Two outcrops of high interest on Matijevic Hill are "Whitewater Lake" and "Kirkwood." Whitewater Lake is light-toned material that science team members believe may contain clay.Kirkwood contains small spheres with composition, structure and distribution that differ from other iron-rich spherules, nicknamed blueberries, that Opportunity found at its landing site and throughout the Meridiani Planum area it has explored. Squyres calls the Kirkwood spheres "newberries."
Clay minerals are desirable because they can hold clues about climate and help paint a picture of past surface conditions. The Associated Press reports that Opportunity — whose mission's prime goal is to learn about the history of wet environments on ancient Mars — will stay put for a few months before traveling south to an area thought to be rich in clay minerals.
On Monday, inconclusive findings from the first scoop of Martian soil collected by the NASA's Curiosity rover were reported at the AGU meeting. Curiosity's mission — managed by the NASA Jet Propulsion Laboratory in Pasadena — is trying to determine whether the planet's environment was ever hospitable to Martian microbes.
NASA reports that Curiosity detected water and a mix of other chemicals in the analysis, but no definitive signs of life.
NASA's Mars Curiosity rover has used its full array of instruments to analyze Martian soil for the first time, and found a complex chemistry within the Martian soil. Water and sulfur and chlorine-containing substances, among other ingredients, showed up in samples...

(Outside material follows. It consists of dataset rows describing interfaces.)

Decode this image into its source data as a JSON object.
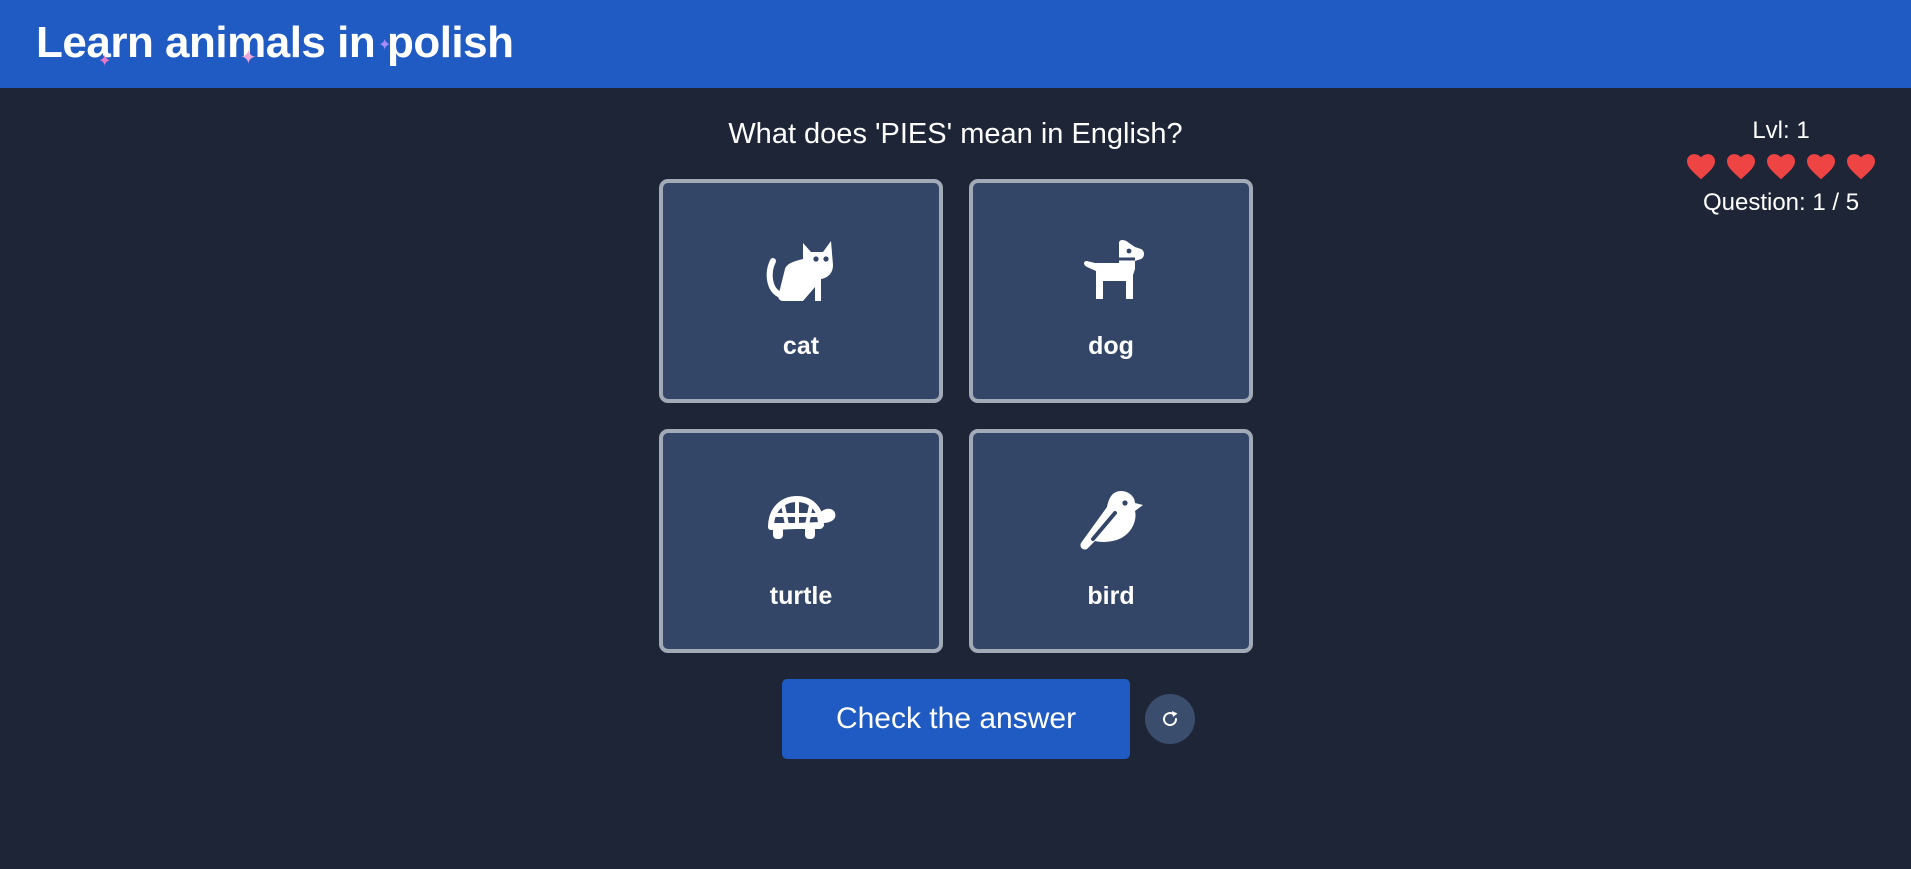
{
  "app": {
    "title": "Learn animals in polish",
    "brand_color": "#1f5bc2",
    "background_color": "#1e2536"
  },
  "quiz": {
    "question": "What does 'PIES' mean in English?",
    "options": [
      {
        "label": "cat",
        "icon": "cat-icon"
      },
      {
        "label": "dog",
        "icon": "dog-icon"
      },
      {
        "label": "turtle",
        "icon": "turtle-icon"
      },
      {
        "label": "bird",
        "icon": "bird-icon"
      }
    ],
    "check_label": "Check the answer",
    "reset_icon": "refresh-icon"
  },
  "stats": {
    "level": "Lvl: 1",
    "lives": 5,
    "heart_color": "#ef4444",
    "question_counter": "Question: 1 / 5"
  }
}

Two weeks ago, a comment by the mission's chief scientist led to speculation that Curiosity had come across carbon-based organics considered an essential life ingredient. The news was quickly downplayed, changing from something that was "for the history books," to something that was simply "interesting."